Until next time, keep shoveling that science!

Sources, resources, and further reading suggestions

Brand, P. (1997). The ‘Lost’ Obelisks and Colossi of Seti I. Journal of the American Research Center in Egypt, 34, p.101. doi:https://doi.org/10.2307/40000801

Gardiner, A.H. and Peet, T.E. (1955). The Inscriptions of Sinai Part 2. 1st ed. [online] London: Oxford University Press. Available at: https://archive.org/details/EXCMEM45

Gorringe, H.H. (1882). Egyptian Obelisks. 1st ed. [online] New York. Available at: Avalible at the Open Archive

Habachi, L. (1977). The Obelisks of Egypt. Charles Scribner’s Sons.

Harrell, J.A. and Storemyr, P. (2009) Ancient Egyptian quarries—an illustrated overview. In Abu-Jaber, N., Bloxam, E.G., Degryse, P. and Heldal, T. (eds.) QuarryScapes: ancient stone quarry landscapes in the Eastern Mediterranean, Geological Survey of Norway Special Publication,12, pp. 7–50

Helck, H.W. (1984). Urkunden der 18. Dynastie Heft 18. [online] Berlin: Akademie Verlag. Available at: https://archive.org/details/Urkunden-heft-18-1956

Heldal, T. and Storemyr, P. (2014). Fire on the Rocks: Heat as an Agent in Ancient Egyptian Hard Stone Quarrying. Springer eBooks, 5, pp.291–295. doi:https://doi.org/10.1007/978-3-319-09048-1_56

Petrie, W.M.F. and Currelly, C.T. (1906). Researches in Sinai. 1st ed. [online] London: E. P. Button and Company. Available at: https://archive.org/details/researchesinsina00petruoft/

Stocks, D.A. (2010). Experiments in Egyptian Archaeology : Stoneworking Technology in Ancient Egypt. London: Routledge.

Wilkinson, R.H. (2017). The Complete Temples of Ancient Egypt. London: Thames & Hudson Ltd.

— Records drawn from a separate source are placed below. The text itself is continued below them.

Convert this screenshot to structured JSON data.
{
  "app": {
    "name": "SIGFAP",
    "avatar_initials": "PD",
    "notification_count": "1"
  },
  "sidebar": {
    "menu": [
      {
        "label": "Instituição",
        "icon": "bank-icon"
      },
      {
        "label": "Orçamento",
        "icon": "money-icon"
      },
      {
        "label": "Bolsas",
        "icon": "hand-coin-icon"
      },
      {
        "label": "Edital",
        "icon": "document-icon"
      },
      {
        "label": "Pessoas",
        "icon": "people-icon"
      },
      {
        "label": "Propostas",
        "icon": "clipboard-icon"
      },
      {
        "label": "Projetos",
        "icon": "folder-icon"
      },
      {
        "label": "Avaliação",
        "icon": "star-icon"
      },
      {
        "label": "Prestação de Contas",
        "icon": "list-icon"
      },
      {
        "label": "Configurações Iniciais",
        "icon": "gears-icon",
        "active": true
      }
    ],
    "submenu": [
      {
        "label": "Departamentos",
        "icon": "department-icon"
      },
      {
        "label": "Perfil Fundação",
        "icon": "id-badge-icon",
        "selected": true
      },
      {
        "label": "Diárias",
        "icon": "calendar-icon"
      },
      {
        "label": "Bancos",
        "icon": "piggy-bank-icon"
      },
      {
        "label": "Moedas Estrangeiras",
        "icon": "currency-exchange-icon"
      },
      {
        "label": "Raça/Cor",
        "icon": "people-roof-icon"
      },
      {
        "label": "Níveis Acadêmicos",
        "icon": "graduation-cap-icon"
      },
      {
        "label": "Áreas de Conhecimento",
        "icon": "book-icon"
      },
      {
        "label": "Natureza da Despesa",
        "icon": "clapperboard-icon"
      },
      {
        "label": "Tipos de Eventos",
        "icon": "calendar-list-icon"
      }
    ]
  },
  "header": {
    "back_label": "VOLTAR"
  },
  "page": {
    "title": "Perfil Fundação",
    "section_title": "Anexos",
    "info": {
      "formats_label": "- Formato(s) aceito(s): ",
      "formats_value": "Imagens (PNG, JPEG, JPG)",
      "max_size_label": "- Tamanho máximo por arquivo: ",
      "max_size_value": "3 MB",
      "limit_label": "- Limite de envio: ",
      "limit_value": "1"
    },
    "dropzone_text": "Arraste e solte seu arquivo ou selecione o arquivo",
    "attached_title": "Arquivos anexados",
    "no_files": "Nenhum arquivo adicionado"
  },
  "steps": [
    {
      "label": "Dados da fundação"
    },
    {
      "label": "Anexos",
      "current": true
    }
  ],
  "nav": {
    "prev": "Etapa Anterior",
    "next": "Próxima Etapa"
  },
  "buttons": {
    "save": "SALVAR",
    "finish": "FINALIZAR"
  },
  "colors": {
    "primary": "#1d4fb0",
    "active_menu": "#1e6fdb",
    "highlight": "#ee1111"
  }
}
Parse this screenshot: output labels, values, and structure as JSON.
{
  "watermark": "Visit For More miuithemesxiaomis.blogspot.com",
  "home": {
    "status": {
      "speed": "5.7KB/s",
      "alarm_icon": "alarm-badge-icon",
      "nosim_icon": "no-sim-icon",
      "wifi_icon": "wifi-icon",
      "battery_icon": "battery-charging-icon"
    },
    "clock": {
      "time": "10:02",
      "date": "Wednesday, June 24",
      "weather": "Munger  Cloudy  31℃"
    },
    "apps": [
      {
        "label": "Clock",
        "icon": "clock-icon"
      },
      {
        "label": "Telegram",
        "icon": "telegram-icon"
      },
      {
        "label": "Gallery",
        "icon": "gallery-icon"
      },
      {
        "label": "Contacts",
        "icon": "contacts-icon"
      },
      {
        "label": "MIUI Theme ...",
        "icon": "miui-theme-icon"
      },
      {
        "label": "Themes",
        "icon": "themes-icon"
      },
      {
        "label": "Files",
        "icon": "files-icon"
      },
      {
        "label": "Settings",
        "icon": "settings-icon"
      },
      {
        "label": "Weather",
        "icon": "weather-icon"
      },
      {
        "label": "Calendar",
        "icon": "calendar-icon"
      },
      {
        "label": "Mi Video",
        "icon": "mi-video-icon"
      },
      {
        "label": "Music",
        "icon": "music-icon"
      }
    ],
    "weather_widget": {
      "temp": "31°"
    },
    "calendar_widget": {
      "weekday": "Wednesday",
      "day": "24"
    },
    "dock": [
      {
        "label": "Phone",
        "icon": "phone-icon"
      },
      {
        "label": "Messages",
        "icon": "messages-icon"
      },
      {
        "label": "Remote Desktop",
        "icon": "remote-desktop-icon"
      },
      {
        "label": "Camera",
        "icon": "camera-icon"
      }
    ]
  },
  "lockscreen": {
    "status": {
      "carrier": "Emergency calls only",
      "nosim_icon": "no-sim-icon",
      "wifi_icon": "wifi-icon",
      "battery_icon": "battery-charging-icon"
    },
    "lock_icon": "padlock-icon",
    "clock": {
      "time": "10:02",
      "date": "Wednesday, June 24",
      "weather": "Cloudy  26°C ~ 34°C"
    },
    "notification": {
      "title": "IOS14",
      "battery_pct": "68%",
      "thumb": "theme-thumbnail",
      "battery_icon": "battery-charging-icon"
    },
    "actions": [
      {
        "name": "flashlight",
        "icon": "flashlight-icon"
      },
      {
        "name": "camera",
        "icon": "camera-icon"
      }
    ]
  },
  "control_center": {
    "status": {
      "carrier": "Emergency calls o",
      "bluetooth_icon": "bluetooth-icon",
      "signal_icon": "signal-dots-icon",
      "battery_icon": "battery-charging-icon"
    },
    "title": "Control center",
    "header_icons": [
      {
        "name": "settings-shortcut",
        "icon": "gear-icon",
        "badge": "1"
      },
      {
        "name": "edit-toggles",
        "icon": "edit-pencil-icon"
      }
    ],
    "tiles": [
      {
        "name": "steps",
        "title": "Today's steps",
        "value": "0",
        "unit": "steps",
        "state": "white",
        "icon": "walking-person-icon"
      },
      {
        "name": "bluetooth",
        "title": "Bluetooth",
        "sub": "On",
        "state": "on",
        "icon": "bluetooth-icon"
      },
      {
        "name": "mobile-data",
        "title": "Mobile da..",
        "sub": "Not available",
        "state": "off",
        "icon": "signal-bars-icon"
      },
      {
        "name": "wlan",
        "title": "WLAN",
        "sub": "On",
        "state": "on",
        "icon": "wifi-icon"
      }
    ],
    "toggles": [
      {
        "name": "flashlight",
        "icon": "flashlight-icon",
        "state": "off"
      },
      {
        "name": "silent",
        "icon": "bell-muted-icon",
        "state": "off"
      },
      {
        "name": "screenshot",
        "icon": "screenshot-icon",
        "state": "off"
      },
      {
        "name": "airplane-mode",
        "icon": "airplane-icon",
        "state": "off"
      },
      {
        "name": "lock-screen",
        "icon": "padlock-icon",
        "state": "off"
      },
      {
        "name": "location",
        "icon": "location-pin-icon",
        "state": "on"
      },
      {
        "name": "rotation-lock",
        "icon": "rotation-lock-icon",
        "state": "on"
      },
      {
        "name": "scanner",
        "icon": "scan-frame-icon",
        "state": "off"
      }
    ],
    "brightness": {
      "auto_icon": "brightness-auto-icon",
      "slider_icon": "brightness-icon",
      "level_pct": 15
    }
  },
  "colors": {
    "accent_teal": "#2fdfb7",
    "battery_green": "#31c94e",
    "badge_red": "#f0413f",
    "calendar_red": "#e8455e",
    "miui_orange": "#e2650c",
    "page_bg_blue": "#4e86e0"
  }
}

Zecchi, M. (2008). The Monument of Abgig. Studien zur Altägyptischen Kultur, [online] 37, pp.373–386. Available at: https://www.jstor.org/stable/27751356


“Folie hatt” by Trallskruv

Lily of the woods by Sandra Marteleur